**I should note that what we’re not debating is the value of journalism on some esoteric or intrinsic scale. I could talk until I’m blue in the face about why I think journalism is necessary for any successful democratic republic. But seeing as how WE’RE ALL A BUNCH OF DAMN LEFTIES, I don’t know how many people would listen.

http://www.copress.org/

Programmers, Here’s What I Want

This month’s Carnival of Journalism has graciously asked for my opinion on what gift I’d most enjoy from a programmer or developer, which is a relief, since Mother has informed me that my no longer being a ward of her home un-entitles me to things like Legos wrapped in reindeer-covered colored paper.

It’s an uncomplicated gift, and one I think many journalists of the digital age would like to find waiting for them underneath their Festivus poles: a design for an online newspaper or magazine site that not only looks great, but makes it easy for editors to categorize and organize stories online while being simple for users to find the latest news first.

Essentially, I’m reiterating the point Joshua Benton made over at Nieman Lab back in July—in response to Andy Rutledge’s proposed redesign of The New York Times’s homepage—which was: “the problems of large-scale information architecture for news sites are really hard problems.”

Which, well, sucks.
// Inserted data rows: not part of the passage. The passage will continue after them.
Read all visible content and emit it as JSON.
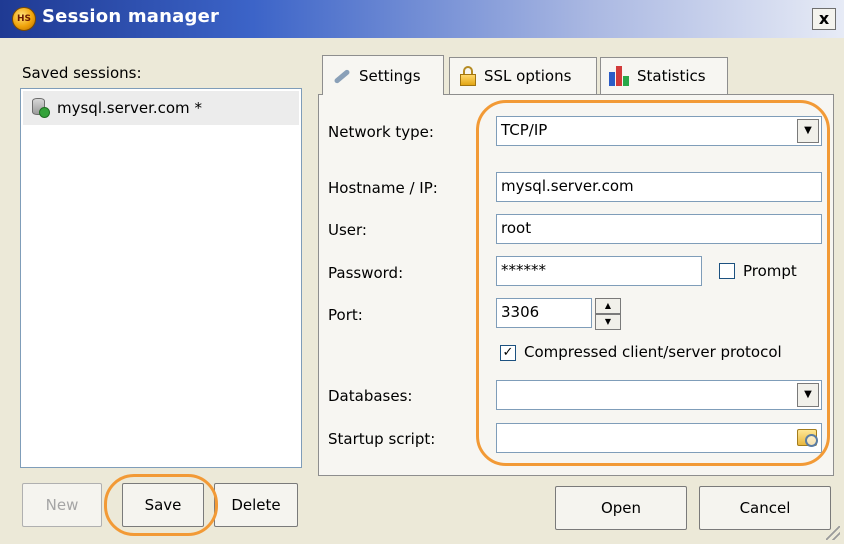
{
  "window": {
    "title": "Session manager",
    "app_icon_text": "HS",
    "close_label": "x"
  },
  "left": {
    "saved_sessions_label": "Saved sessions:",
    "sessions": [
      {
        "label": "mysql.server.com *"
      }
    ],
    "buttons": {
      "new": "New",
      "save": "Save",
      "delete": "Delete"
    }
  },
  "tabs": [
    {
      "label": "Settings",
      "icon": "wrench-icon"
    },
    {
      "label": "SSL options",
      "icon": "lock-icon"
    },
    {
      "label": "Statistics",
      "icon": "bar-chart-icon"
    }
  ],
  "settings": {
    "network_type_label": "Network type:",
    "network_type_value": "TCP/IP",
    "hostname_label": "Hostname / IP:",
    "hostname_value": "mysql.server.com",
    "user_label": "User:",
    "user_value": "root",
    "password_label": "Password:",
    "password_value": "******",
    "prompt_label": "Prompt",
    "prompt_checked": false,
    "port_label": "Port:",
    "port_value": "3306",
    "compressed_label": "Compressed client/server protocol",
    "compressed_checked": true,
    "databases_label": "Databases:",
    "databases_value": "",
    "startup_script_label": "Startup script:",
    "startup_script_value": ""
  },
  "footer": {
    "open": "Open",
    "cancel": "Cancel"
  },
  "colors": {
    "title_bar": "#1f3a93",
    "highlight": "#f29a36",
    "field_border": "#7f9db9"
  }
}
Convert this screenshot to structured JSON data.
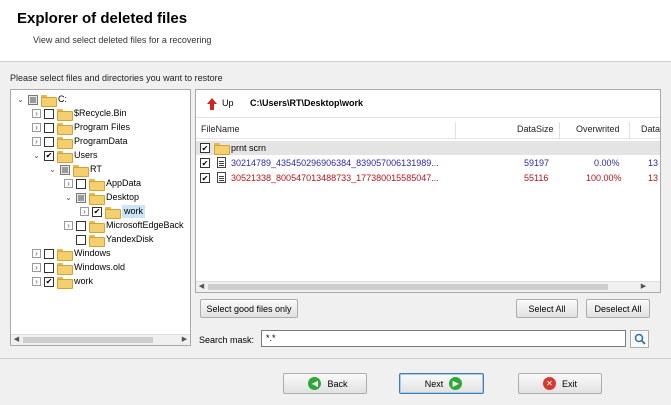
{
  "header": {
    "title": "Explorer of deleted files",
    "subtitle": "View and select deleted files for a recovering"
  },
  "instruction": "Please select files and directories you want to restore",
  "tree": {
    "items": [
      {
        "label": "C:",
        "state": "partial",
        "expander": "open"
      },
      {
        "label": "$Recycle.Bin",
        "state": "unchecked",
        "expander": "closed"
      },
      {
        "label": "Program Files",
        "state": "unchecked",
        "expander": "closed"
      },
      {
        "label": "ProgramData",
        "state": "unchecked",
        "expander": "closed"
      },
      {
        "label": "Users",
        "state": "checked",
        "expander": "open"
      },
      {
        "label": "RT",
        "state": "partial",
        "expander": "open"
      },
      {
        "label": "AppData",
        "state": "unchecked",
        "expander": "closed"
      },
      {
        "label": "Desktop",
        "state": "partial",
        "expander": "open"
      },
      {
        "label": "work",
        "state": "checked",
        "expander": "closed"
      },
      {
        "label": "MicrosoftEdgeBack",
        "state": "unchecked",
        "expander": "closed"
      },
      {
        "label": "YandexDisk",
        "state": "unchecked",
        "expander": "none"
      },
      {
        "label": "Windows",
        "state": "unchecked",
        "expander": "closed"
      },
      {
        "label": "Windows.old",
        "state": "unchecked",
        "expander": "closed"
      },
      {
        "label": "work",
        "state": "checked",
        "expander": "closed"
      }
    ]
  },
  "files": {
    "up_label": "Up",
    "path": "C:\\Users\\RT\\Desktop\\work",
    "columns": {
      "filename": "FileName",
      "datasize": "DataSize",
      "overwrited": "Overwrited",
      "date": "Data"
    },
    "rows": [
      {
        "name": "prnt scrn",
        "size": "",
        "over": "",
        "date": "",
        "type": "folder"
      },
      {
        "name": "30214789_435450296906384_839057006131989...",
        "size": "59197",
        "over": "0.00%",
        "date": "13",
        "type": "file",
        "color": "blue"
      },
      {
        "name": "30521338_800547013488733_177380015585047...",
        "size": "55116",
        "over": "100.00%",
        "date": "13",
        "type": "file",
        "color": "red"
      }
    ]
  },
  "buttons": {
    "select_good": "Select good files only",
    "select_all": "Select All",
    "deselect_all": "Deselect All",
    "back": "Back",
    "next": "Next",
    "exit": "Exit"
  },
  "search": {
    "label": "Search mask:",
    "value": "*.*"
  },
  "colors": {
    "blue_text": "#2d2aa6",
    "red_text": "#b3141b",
    "accent": "#3c7fb1"
  }
}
It’s difficult to envision how an aesthetically-pleasing website—something that looks like Rutledge’s proposed redesign, which is now available as the WooTheme “Currents”—would alleviate the main problems still existing on newspaper websites. (For a great primer on some of these problems, check out Lauren Rabaino’s post on the life cycle of a newspaper story on 10,000 Words.) The first is how to give editorial staff ultimate control of which stories are populated to specific sections of the website; the second is how to ensure that readers can view breaking news without burying related articles or other news items; and the third, as I see it, is how you do this automatically so teams of editors don’t need to babysit the back-end of a content management system all day.

On smaller-scale sites, something like a weekly college newspaper, using some sort of CMS that forces editors to drag and drop stories into specific locations on the homepage and section pages (I’m thinking of my experiences with Polopoly’s College Publisher 5) makes sense: the editorial staff has ultimate control of where stories are populated on site (problem one), and because problem one is solved, problem two becomes easy to navigate, since editors can move latest news to the top of the homepage. Of course, performing these tasks manually means problem three still exists.
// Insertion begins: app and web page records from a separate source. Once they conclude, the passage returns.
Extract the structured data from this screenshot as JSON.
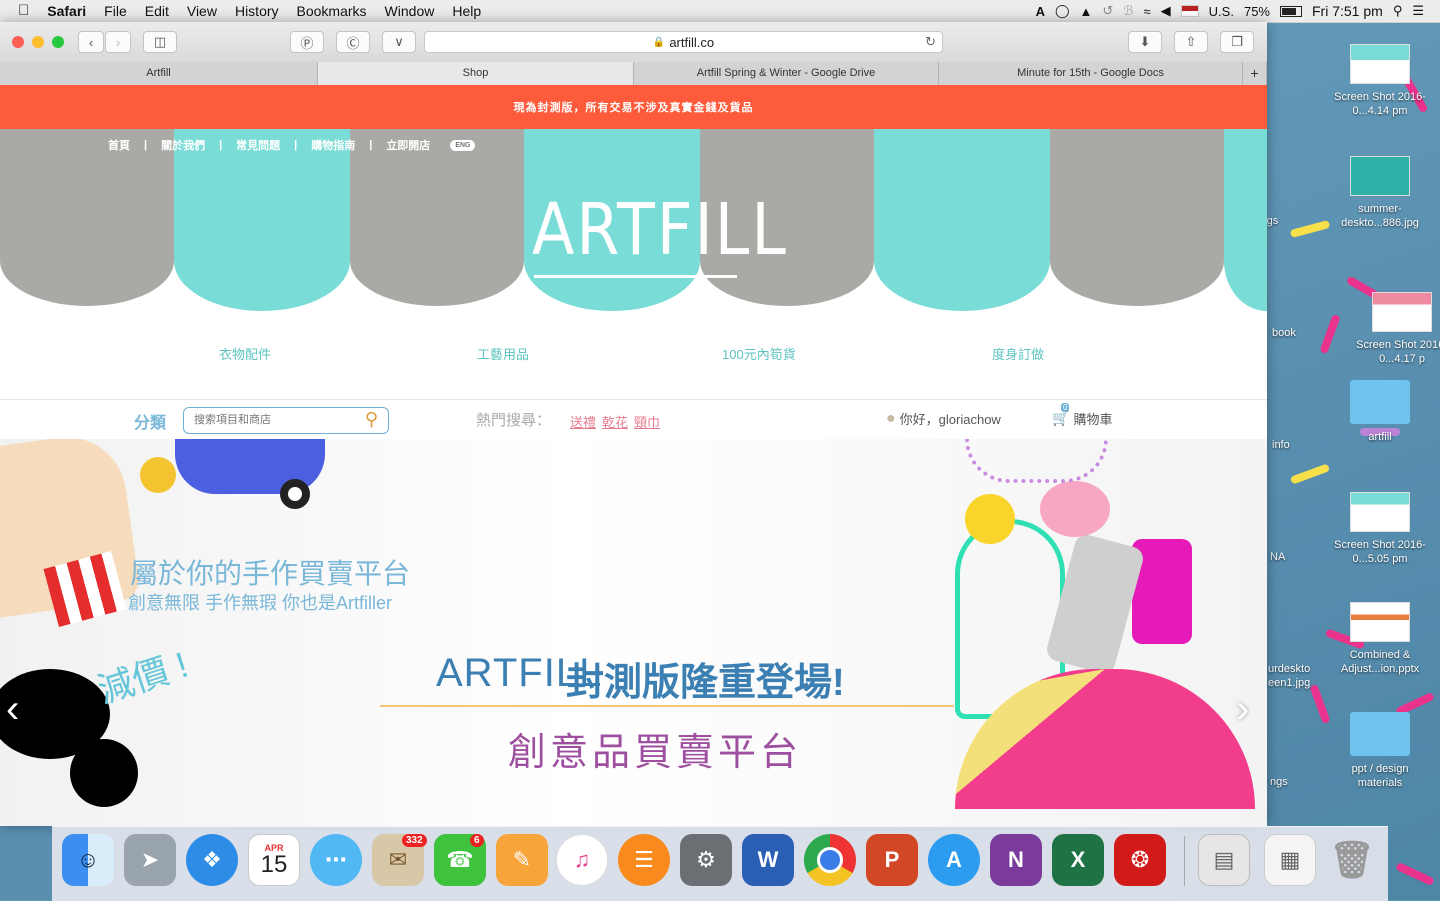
{
  "menubar": {
    "app": "Safari",
    "items": [
      "File",
      "Edit",
      "View",
      "History",
      "Bookmarks",
      "Window",
      "Help"
    ],
    "input_source": "U.S.",
    "battery": "75%",
    "clock": "Fri 7:51 pm"
  },
  "browser": {
    "url": "artfill.co",
    "tabs": [
      "Artfill",
      "Shop",
      "Artfill Spring & Winter - Google Drive",
      "Minute for 15th - Google Docs"
    ],
    "new_tab": "+"
  },
  "site": {
    "notice": "現為封測版，所有交易不涉及真實金錢及貨品",
    "nav": [
      "首頁",
      "關於我們",
      "常見問題",
      "購物指南",
      "立即開店"
    ],
    "lang": "ENG",
    "logo": "ARTFILL",
    "categories": [
      "衣物配件",
      "工藝用品",
      "100元內筍貨",
      "度身訂做"
    ],
    "category_label": "分類",
    "search_placeholder": "搜索項目和商店",
    "hot_label": "熱門搜尋：",
    "hot_tags": [
      "送禮",
      "乾花",
      "頸巾"
    ],
    "greeting": "你好，gloriachow",
    "cart_label": "購物車",
    "cart_count": "0",
    "banner": {
      "tagline1": "屬於你的手作買賣平台",
      "tagline2": "創意無限 手作無瑕 你也是Artfiller",
      "sale": "減價 !",
      "headline_logo": "ARTFILL",
      "headline": "封測版隆重登場!",
      "subhead": "創意品買賣平台"
    }
  },
  "desktop": {
    "items": [
      {
        "label": "Screen Shot 2016-0...4.14 pm",
        "kind": "screenshot"
      },
      {
        "label": "summer-deskto...886.jpg",
        "kind": "image"
      },
      {
        "label": "Screen Shot 2016-0...4.17 p",
        "kind": "screenshot"
      },
      {
        "label": "artfill",
        "kind": "folder"
      },
      {
        "label": "Screen Shot 2016-0...5.05 pm",
        "kind": "screenshot"
      },
      {
        "label": "Combined & Adjust...ion.pptx",
        "kind": "pptx"
      },
      {
        "label": "ppt / design materials",
        "kind": "folder"
      }
    ],
    "partial_labels": [
      "hings",
      "book",
      "info",
      "NA",
      "urdeskto een1.jpg",
      "ngs"
    ]
  },
  "dock": {
    "apps": [
      "Finder",
      "Launchpad",
      "Safari",
      "Calendar",
      "Messages",
      "Mail",
      "FaceTime",
      "Pages",
      "iTunes",
      "iBooks",
      "System Preferences",
      "Word",
      "Chrome",
      "PowerPoint",
      "App Store",
      "OneNote",
      "Excel",
      "Acrobat",
      "Documents",
      "Downloads",
      "Trash"
    ],
    "calendar_month": "APR",
    "calendar_day": "15",
    "mail_badge": "332",
    "facetime_badge": "6"
  },
  "colors": {
    "accent_red": "#fd5b3c",
    "teal": "#7adcd6",
    "grey": "#a9a9a5",
    "link_blue": "#7ab7d8",
    "pink": "#e57b8c"
  }
}
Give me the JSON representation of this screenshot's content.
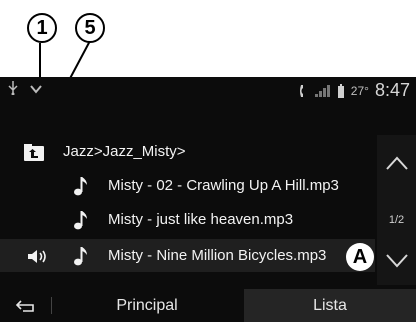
{
  "callouts": [
    "1",
    "5"
  ],
  "status": {
    "time": "8:47",
    "temp": "27°"
  },
  "folder": {
    "path": "Jazz>Jazz_Misty>"
  },
  "tracks": [
    {
      "name": "Misty - 02 - Crawling Up A Hill.mp3",
      "playing": false
    },
    {
      "name": "Misty - just like heaven.mp3",
      "playing": false
    },
    {
      "name": "Misty - Nine Million Bicycles.mp3",
      "playing": true
    }
  ],
  "marker": "A",
  "pager": {
    "page": "1/2"
  },
  "bottom": {
    "principal_label": "Principal",
    "lista_label": "Lista"
  },
  "icons": {
    "status_left": "usb-icon",
    "dropdown": "chevron-down-icon",
    "phone": "phone-icon",
    "signal": "signal-icon",
    "battery": "battery-icon",
    "folder_up": "folder-up-icon",
    "note": "music-note-icon",
    "volume": "volume-icon",
    "scroll_up": "chevron-up-icon",
    "scroll_down": "chevron-down-icon",
    "back": "back-icon"
  }
}
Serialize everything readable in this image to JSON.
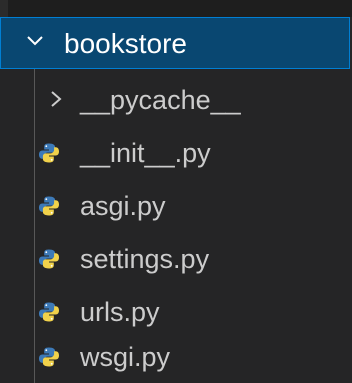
{
  "explorer": {
    "folder": {
      "name": "bookstore",
      "expanded": true,
      "chevron_icon": "chevron-down-icon"
    },
    "items": [
      {
        "name": "__pycache__",
        "type": "folder",
        "icon": "chevron-right-icon"
      },
      {
        "name": "__init__.py",
        "type": "file",
        "icon": "python-icon"
      },
      {
        "name": "asgi.py",
        "type": "file",
        "icon": "python-icon"
      },
      {
        "name": "settings.py",
        "type": "file",
        "icon": "python-icon"
      },
      {
        "name": "urls.py",
        "type": "file",
        "icon": "python-icon"
      },
      {
        "name": "wsgi.py",
        "type": "file",
        "icon": "python-icon"
      }
    ]
  },
  "colors": {
    "background": "#252526",
    "selected_background": "#094771",
    "focus_border": "#007fd4",
    "text": "#cccccc",
    "python_blue": "#3d7ab8",
    "python_yellow": "#f1d24b"
  }
}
What makes the overarching problem particularly vexing is that smaller-scale iterations of such a phantom site are in use and mitigate all three issues. So, by way of example a la Benton, let’s stick with the website for The New York Times. That site is updated with lots of stories all day, and stories are accompanied by photos, slideshows, videos, blog posts, and user comments, among other things. Taken individually, it’s easy to point to aesthetically-pleasing sites that solve my aforementioned three problems. Blog posts? Look at Mashable. Photos? How about ThemeForest’s “Classica” or “Gridlocked” themes.

But how do we combine a multitude of elements into a large-scale news operation’s website so that editors can maintain control of where stories populate—in the print world, where stories are placed—without preventing readers from finding the breaking news and frees up editors from finagling with article placement on a site ad nauseum?

Programmers/developers … that’s what I want. I can’t promise lavish pay. I can’t even promise milk and cookies. Bourbon, though, I can do.